The words lose meaning as I utter them: kidnapped, attacker, dismembered – all lose meaning when we think of a mother and father being told how their son was found. Leiby will never come home again.
The cynics among us will cry out: Poor Leiby…but what about the others? What about the children murdered every day in our own cities, gentile and Jew alike? Why do we care so much about the story of a Hasidic child murdered in Borough Park?
The story draws attention to a sick and solitary man who clearly demonstrated a history of significant mental health problems but was left to attack Leiby. The story draws attention to an insular and very private community of religious Jews that many of us know little about; a community often disparaged simply because we don’t know much about them.

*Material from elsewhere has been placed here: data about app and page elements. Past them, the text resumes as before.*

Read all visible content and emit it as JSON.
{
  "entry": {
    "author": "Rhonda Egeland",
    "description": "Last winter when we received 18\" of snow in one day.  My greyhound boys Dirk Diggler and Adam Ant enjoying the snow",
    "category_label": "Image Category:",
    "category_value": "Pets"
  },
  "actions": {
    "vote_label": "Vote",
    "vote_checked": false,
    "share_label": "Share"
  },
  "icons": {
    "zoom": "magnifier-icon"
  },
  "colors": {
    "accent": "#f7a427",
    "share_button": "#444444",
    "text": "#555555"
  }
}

But do you know why I care so much about Leiby Kletzky and his family? Because as Jews, we grieve for this family. We as a people lost Leiby Kletzky.
Jews are an ancient tribe who have been dispersed throughout the world over thousands of years of a difficult history. And wherever we land, we maintain a connection. We rejoice together across the world, and we mourn together when a child is murdered.

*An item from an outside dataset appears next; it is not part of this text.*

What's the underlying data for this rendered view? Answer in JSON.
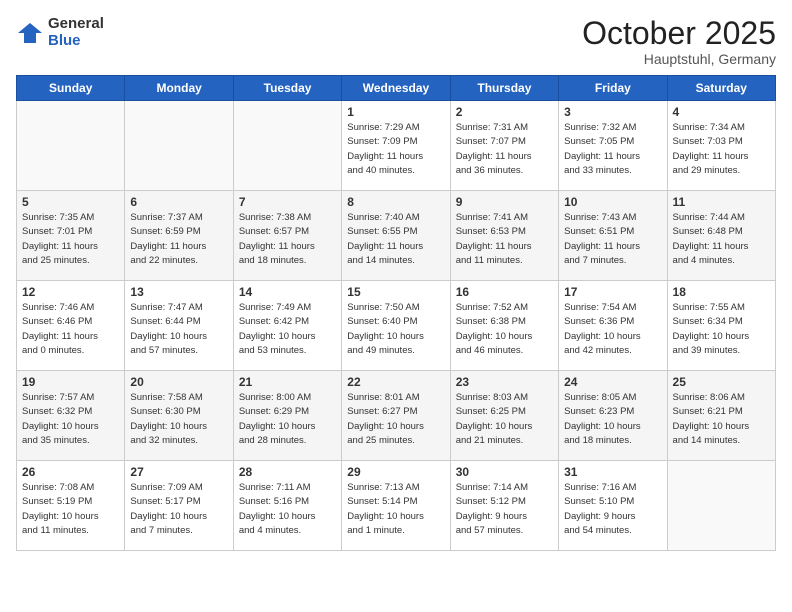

Judaism is about finding and creating beauty. It is fun and happy and silly and delicious. And sometimes it is tragic, mournful and full of despair. There are days we set apart to experience grief as a global community such as Tisha B’Av (August 9 this year), where we sit on the ground as in mourning, and we refrain from luxuries, indulgences, and niceties. We Jews know joy, but we also know grief.
It is taught that in the present world, we are protected from knowing the true reality of suffering that exists. If we felt it, we would never stop crying.

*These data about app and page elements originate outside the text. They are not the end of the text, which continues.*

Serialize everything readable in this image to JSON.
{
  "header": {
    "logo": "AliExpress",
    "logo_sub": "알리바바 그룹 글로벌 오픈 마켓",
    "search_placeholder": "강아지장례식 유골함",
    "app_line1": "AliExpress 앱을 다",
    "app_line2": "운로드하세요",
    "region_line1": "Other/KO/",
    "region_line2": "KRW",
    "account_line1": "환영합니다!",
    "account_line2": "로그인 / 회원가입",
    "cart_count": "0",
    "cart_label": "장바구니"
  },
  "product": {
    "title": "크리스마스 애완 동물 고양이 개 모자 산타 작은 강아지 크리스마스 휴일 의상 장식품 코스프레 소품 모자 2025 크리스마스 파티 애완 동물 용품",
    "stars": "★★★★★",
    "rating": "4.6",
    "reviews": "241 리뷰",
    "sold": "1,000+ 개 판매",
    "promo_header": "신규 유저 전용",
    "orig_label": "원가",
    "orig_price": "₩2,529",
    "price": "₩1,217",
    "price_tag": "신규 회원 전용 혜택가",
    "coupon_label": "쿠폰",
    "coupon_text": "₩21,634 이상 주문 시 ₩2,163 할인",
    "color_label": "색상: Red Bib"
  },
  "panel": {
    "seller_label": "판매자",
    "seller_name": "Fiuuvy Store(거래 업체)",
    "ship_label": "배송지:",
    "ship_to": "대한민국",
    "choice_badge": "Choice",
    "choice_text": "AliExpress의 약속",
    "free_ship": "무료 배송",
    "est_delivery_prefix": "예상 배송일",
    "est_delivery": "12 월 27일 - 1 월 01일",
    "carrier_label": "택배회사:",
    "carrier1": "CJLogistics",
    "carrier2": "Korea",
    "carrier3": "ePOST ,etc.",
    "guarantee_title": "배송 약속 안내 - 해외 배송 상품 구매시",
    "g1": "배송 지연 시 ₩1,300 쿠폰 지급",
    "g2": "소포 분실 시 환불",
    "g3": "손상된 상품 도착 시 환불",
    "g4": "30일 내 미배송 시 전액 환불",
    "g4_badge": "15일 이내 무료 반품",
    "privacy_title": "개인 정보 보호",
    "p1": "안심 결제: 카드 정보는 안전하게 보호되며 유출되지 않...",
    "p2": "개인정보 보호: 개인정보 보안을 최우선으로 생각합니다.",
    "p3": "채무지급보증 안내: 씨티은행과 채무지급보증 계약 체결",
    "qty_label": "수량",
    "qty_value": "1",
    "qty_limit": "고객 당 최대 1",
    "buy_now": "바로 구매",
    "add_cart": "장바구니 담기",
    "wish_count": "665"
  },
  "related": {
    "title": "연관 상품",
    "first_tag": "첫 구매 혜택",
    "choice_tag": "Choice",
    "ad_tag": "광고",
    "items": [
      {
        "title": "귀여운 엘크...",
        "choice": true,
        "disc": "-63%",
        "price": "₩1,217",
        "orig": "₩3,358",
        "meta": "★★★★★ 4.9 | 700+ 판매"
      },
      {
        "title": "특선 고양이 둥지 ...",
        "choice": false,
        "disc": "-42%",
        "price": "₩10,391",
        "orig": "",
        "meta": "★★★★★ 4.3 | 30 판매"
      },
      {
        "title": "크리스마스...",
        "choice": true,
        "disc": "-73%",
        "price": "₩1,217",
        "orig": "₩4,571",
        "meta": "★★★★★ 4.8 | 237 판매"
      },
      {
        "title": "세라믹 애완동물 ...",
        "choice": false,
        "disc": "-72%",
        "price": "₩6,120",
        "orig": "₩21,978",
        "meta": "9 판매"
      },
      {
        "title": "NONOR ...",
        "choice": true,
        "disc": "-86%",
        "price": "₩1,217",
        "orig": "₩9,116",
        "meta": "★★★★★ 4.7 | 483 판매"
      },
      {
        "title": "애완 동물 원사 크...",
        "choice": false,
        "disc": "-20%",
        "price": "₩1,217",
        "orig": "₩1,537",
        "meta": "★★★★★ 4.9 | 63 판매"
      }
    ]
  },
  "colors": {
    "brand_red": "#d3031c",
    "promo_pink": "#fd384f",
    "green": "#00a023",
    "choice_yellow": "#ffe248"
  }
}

There will come a time when we are released from the chains of the pain of this world. In this “World to Come,” we will be free to mourn the loss of beauty of innocence that our imperfect world allows. It may seem counterintuitive that mourning that loss allows us to release it. But I have to believe it will be so.
*a Hebrew expression for “may his memory be a blessing.”